The prime minister is also scheduled to hold a meeting with oxygen manufacturers.On Thursday, the Delhi High Court had directed the Centre to ensure that oxygen supplies and its transportation remained undisrupted. It asked the government to provide adequate security to the transporting vehicles and create special corridors.

Hours before that, the Centre had ordered that no restrictions should be imposed on the movement of medical oxygen between states. Prime Minister Narendra Modi also asked state governments to “come down heavily” on those who are hoarding oxygen used to treat coronavirus patients as several states faced shortages.

On vaccine policy
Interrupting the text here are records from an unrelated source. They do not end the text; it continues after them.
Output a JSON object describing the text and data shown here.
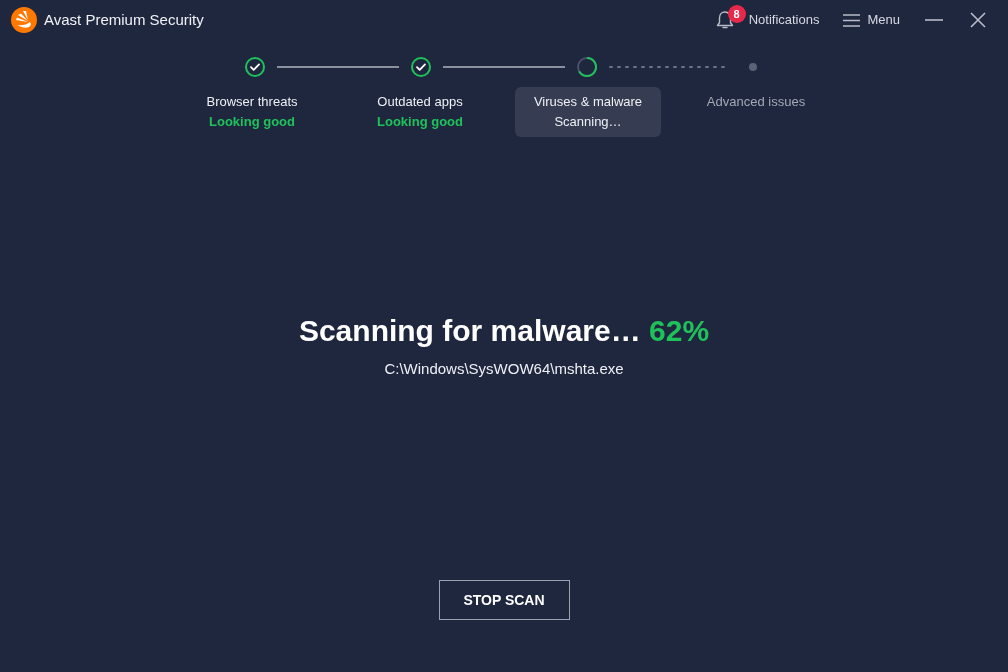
{
  "window": {
    "title": "Avast Premium Security"
  },
  "header": {
    "notifications": {
      "label": "Notifications",
      "count": "8"
    },
    "menu": {
      "label": "Menu"
    }
  },
  "steps": [
    {
      "kind": "done",
      "title": "Browser threats",
      "status": "Looking good",
      "selected": false
    },
    {
      "kind": "done",
      "title": "Outdated apps",
      "status": "Looking good",
      "selected": false
    },
    {
      "kind": "active",
      "title": "Viruses & malware",
      "status": "Scanning…",
      "selected": true
    },
    {
      "kind": "pending",
      "title": "Advanced issues",
      "selected": false
    }
  ],
  "scan": {
    "heading": "Scanning for malware…",
    "percent": "62%",
    "path": "C:\\Windows\\SysWOW64\\mshta.exe"
  },
  "buttons": [
    {
      "label": "STOP SCAN"
    }
  ]
}
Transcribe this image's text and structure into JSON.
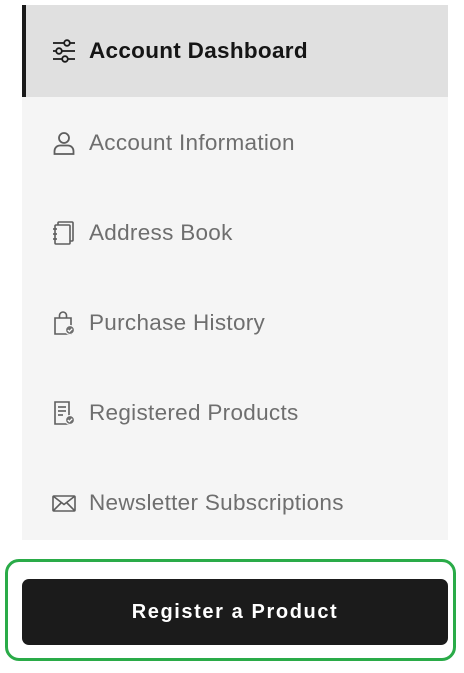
{
  "sidebar": {
    "items": [
      {
        "label": "Account Dashboard",
        "icon": "sliders-icon",
        "active": true
      },
      {
        "label": "Account Information",
        "icon": "user-icon",
        "active": false
      },
      {
        "label": "Address Book",
        "icon": "address-book-icon",
        "active": false
      },
      {
        "label": "Purchase History",
        "icon": "shopping-bag-check-icon",
        "active": false
      },
      {
        "label": "Registered Products",
        "icon": "receipt-check-icon",
        "active": false
      },
      {
        "label": "Newsletter Subscriptions",
        "icon": "envelope-icon",
        "active": false
      }
    ]
  },
  "register_button": {
    "label": "Register a Product"
  },
  "colors": {
    "nav_background": "#f5f5f5",
    "active_background": "#e0e0e0",
    "active_indicator": "#1a1a1a",
    "inactive_text": "#6e6e6e",
    "button_background": "#1b1b1b",
    "focus_ring": "#2aab48"
  }
}
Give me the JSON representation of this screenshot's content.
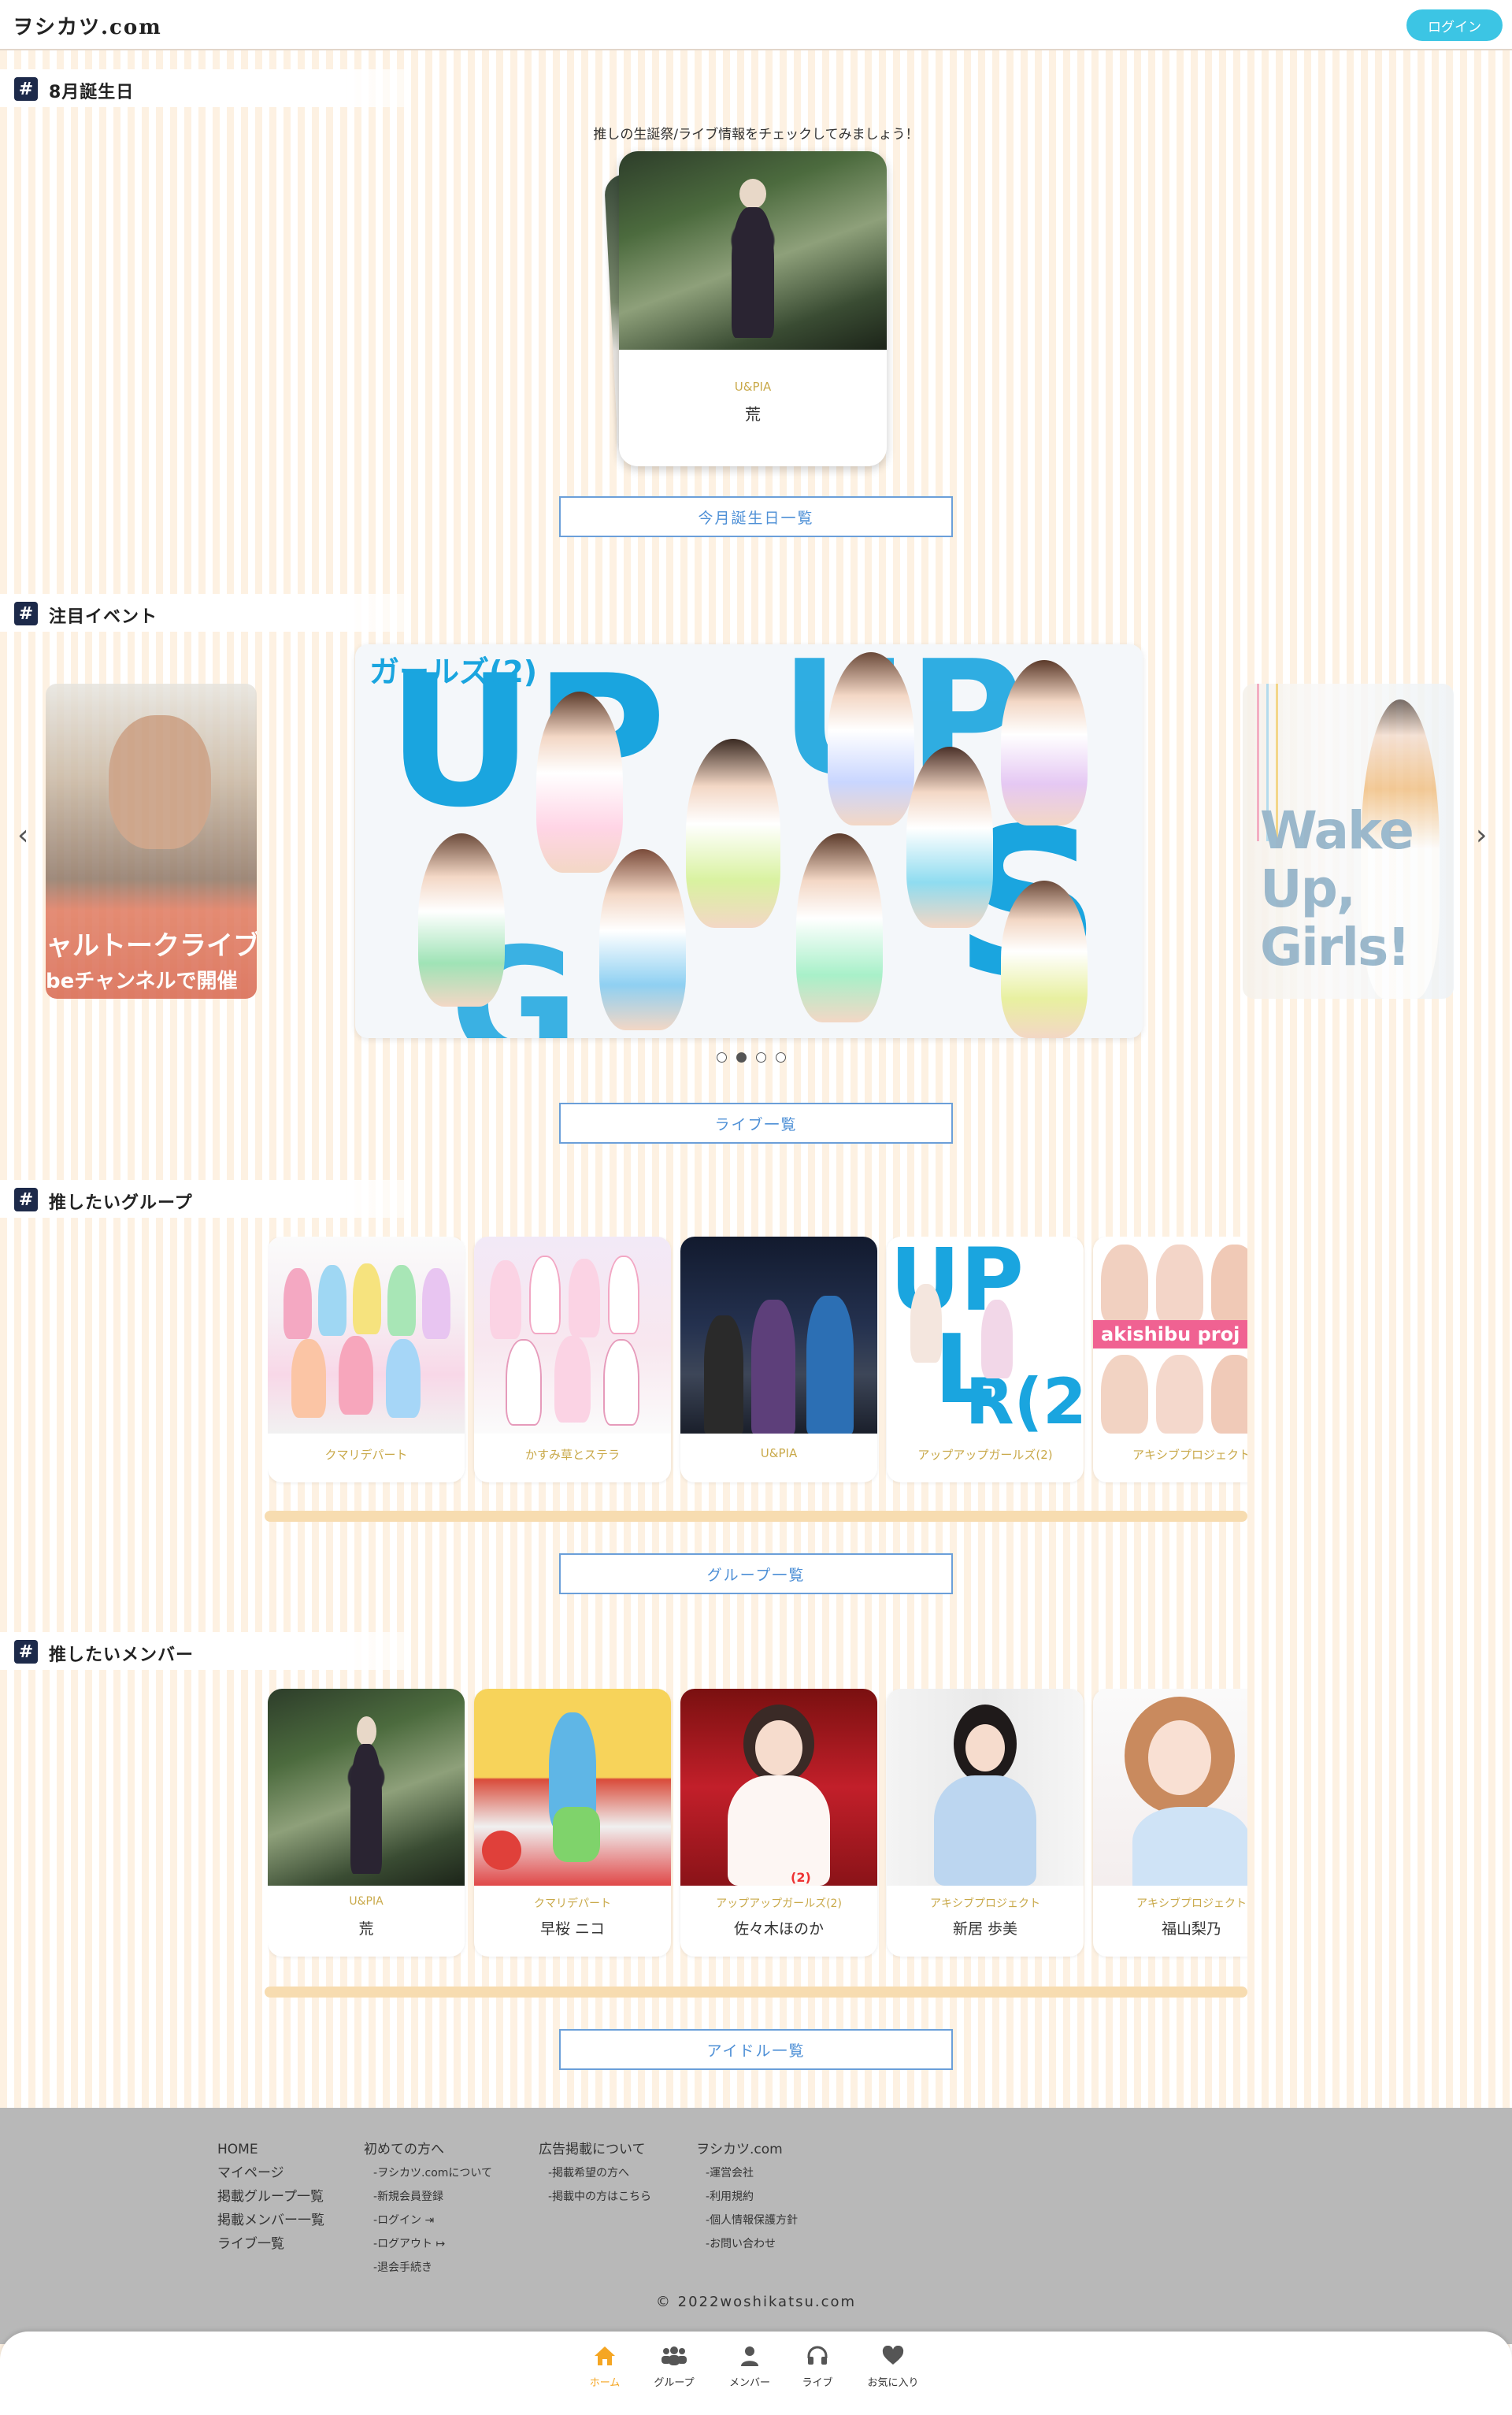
{
  "header": {
    "logo": "ヲシカツ.com",
    "login_label": "ログイン"
  },
  "colors": {
    "accent": "#3cc5e4",
    "gold": "#c9a94a",
    "link": "#4d8fd6",
    "stripe": "#fdf1e2",
    "scrollbar": "#f7dcb0",
    "footer": "#b8b8b8",
    "nav_active": "#f5a623"
  },
  "birthday": {
    "section_title": "8月誕生日",
    "subtitle": "推しの生誕祭/ライブ情報をチェックしてみましょう！",
    "card": {
      "group": "U&PIA",
      "name": "荒"
    },
    "button_label": "今月誕生日一覧"
  },
  "events": {
    "section_title": "注目イベント",
    "left_slide": {
      "line1": "ャルトークライブ",
      "line2": "beチャンネルで開催"
    },
    "main_slide": {
      "tag": "ガールズ(2)",
      "word1": "UP",
      "word2": "UP"
    },
    "right_slide": {
      "text1": "Wake",
      "text2": "Up,",
      "text3": "Girls!"
    },
    "dots": 4,
    "active_dot": 1,
    "button_label": "ライブ一覧"
  },
  "groups": {
    "section_title": "推したいグループ",
    "items": [
      {
        "name": "クマリデパート"
      },
      {
        "name": "かすみ草とステラ"
      },
      {
        "name": "U&PIA"
      },
      {
        "name": "アップアップガールズ(2)"
      },
      {
        "name": "アキシブプロジェクト"
      }
    ],
    "pink_banner": "akishibu proj",
    "button_label": "グループ一覧"
  },
  "members": {
    "section_title": "推したいメンバー",
    "items": [
      {
        "group": "U&PIA",
        "name": "荒"
      },
      {
        "group": "クマリデパート",
        "name": "早桜 ニコ"
      },
      {
        "group": "アップアップガールズ(2)",
        "name": "佐々木ほのか"
      },
      {
        "group": "アキシブプロジェクト",
        "name": "新居 歩美"
      },
      {
        "group": "アキシブプロジェクト",
        "name": "福山梨乃"
      }
    ],
    "badge": "(2)",
    "button_label": "アイドル一覧"
  },
  "footer": {
    "col1": [
      "HOME",
      "マイページ",
      "掲載グループ一覧",
      "掲載メンバー一覧",
      "ライブ一覧"
    ],
    "col2": {
      "head": "初めての方へ",
      "items": [
        "ヲシカツ.comについて",
        "新規会員登録",
        "ログイン",
        "ログアウト",
        "退会手続き"
      ]
    },
    "col3": {
      "head": "広告掲載について",
      "items": [
        "掲載希望の方へ",
        "掲載中の方はこちら"
      ]
    },
    "col4": {
      "head": "ヲシカツ.com",
      "items": [
        "運営会社",
        "利用規約",
        "個人情報保護方針",
        "お問い合わせ"
      ]
    },
    "copyright": "© 2022woshikatsu.com"
  },
  "bottom_nav": [
    {
      "label": "ホーム",
      "icon": "home-icon"
    },
    {
      "label": "グループ",
      "icon": "group-icon"
    },
    {
      "label": "メンバー",
      "icon": "user-icon"
    },
    {
      "label": "ライブ",
      "icon": "headphones-icon"
    },
    {
      "label": "お気に入り",
      "icon": "heart-icon"
    }
  ]
}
Kejriwal also objected to the different rates being charged from state governments and the Centre for the vaccine. He said “one nation, one rate” policy should be followed.

Everyone above 18 years of age can get vaccinated from May 1 in the Indian government’s third phase of inoculation. Only those over 45 and frontline workers were being vaccinated against the disease so far. All Indian adults can register to get their vaccine on the government’s Co-WIN portal or the Aarogya Setu app from April 28.

Under the third phase of the inoculation drive, vaccine manufacturers can sell half their vaccines to state governments and the private hospitals. The Centre said it will provide vaccines free of cost for only the first 30 crore vulnerable persons. After that, vaccines will not be subsidised as they are being at present.

The Centre has also liberalised and deregulated vaccine prices, which means the cost of getting inoculated will vary in each state. Unless the states subsidise the shots, the doses are also likely to get very expensive, a decision that has drawn criticism from some experts and opposition parties, including the Congress.

The Centre has asked manufacturers to declare prices for 50% supply that would be available to state governments and in the open market before May 1. The Serum Institute of India’s coronavirus vaccine Covishield will be sold at Rs 400 a shot to state governments and Rs 600 to private hospitals. The Pune-based company will sell Covishield doses to Centre at Rs 400 per dose once the current purchase order ends. Earlier, the Centre used to get it at Rs 150 each, making it the cheapest available option if one gets a shot from a government hospital.